West Africa turns into dumping ground for e-waste
As measures by countries in East and Southern Africa to prevent the dumping of e-waste take effect, West Africa has become a destination for old computers, mobile devices and components.
European Commission and U.N. studies show that West Africa is becoming a dumping site for e-waste from various parts of the world. Meanwhile, communication technology and services firm Ericsson says West Africa is becoming highly affected by e-waste, relative to other regions on the continent.
The problem is compounded by the fact that most countries in Africa do not have e-waste recycling facilities. The lack of facilities results in careless disposal of electronic products.
Ericsson is moving to address the issue, and last week partnered with mobile phone service provider MTN Benin to launch the first e-waste collection center and awareness drive in the West African country.
Ericsson has been partnering with its customers on e-waste collection and the initiative has expanded to include creating awareness about e-waste and helping to ensure that end-of-life material is treated in an environmentally sound manner, said Freddrik Jejdling, head of sub-Saharan Africa operations at the company.

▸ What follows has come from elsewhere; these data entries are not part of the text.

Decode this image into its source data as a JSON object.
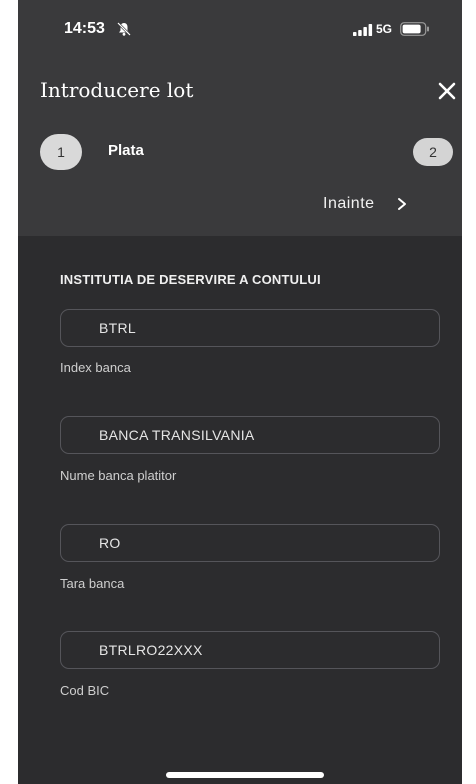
{
  "status_bar": {
    "time": "14:53",
    "network": "5G"
  },
  "header": {
    "title": "Introducere lot",
    "steps": [
      {
        "number": "1",
        "label": "Plata"
      },
      {
        "number": "2"
      }
    ],
    "next_label": "Inainte"
  },
  "form": {
    "section_title": "INSTITUTIA DE DESERVIRE A CONTULUI",
    "fields": [
      {
        "value": "BTRL",
        "label": "Index banca"
      },
      {
        "value": "BANCA TRANSILVANIA",
        "label": "Nume banca platitor"
      },
      {
        "value": "RO",
        "label": "Tara banca"
      },
      {
        "value": "BTRLRO22XXX",
        "label": "Cod BIC"
      }
    ]
  },
  "icons": {
    "bell": "bell-slash-icon",
    "signal": "signal-bars-icon",
    "battery": "battery-icon",
    "close": "close-icon",
    "next": "chevron-right-icon"
  }
}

“Raising awareness and preventing e-waste from ending up on the streets is part of Ericsson’s social responsibility,” Jejdling said.
Ghana, Benin, Ivory Coast, Nigeria and Liberia are said to be among the hardest-hit countries in West Africa. In 2012, Ghana planned to ban imports of used air conditioners, television sets and used fridges, but the plans were shelved.
In 2013, the U.N. urged the Ghanaian government to support the country’s recycling sector to ensure it could cope with the huge amount of e-waste that ends up there.
The careless disposal of electronic equipment can cause significant health and environmental risks. E-waste can contain hazardous substances including heavy metals such as lead and mercury, as well as endocrine-disrupting substances such as brominated flame retardants.
Much of the recycling of e-waste that takes place in Africa occurs on an informal basis, often in unmonitored dumpsites or landfills. The problem is that most African countries do not yet have ICT policies to support the establishment of e-waste plants.
Even countries that have ICT policies do not seem to have an interest in establishing e-waste plants. Zambia for example, has an ICT policy but has no e-waste plant. In East Africa, only Kenya has an e-waste recycling plant, while in Southern Africa, only South Africa has recycling plants.
So far in Africa, only a few countries, including Zambia and Uganda, have managed to impose a ban of imports on counterfeit electronic products and products, whose lifecycle generally is short.
Edith Mwale, telecom analyst at Africa Center for ICT Development said via phone that, “Africa is facing e-waste problems because of lack of political will and also because the danger caused to human life by careless disposal of e-waste is minimized.”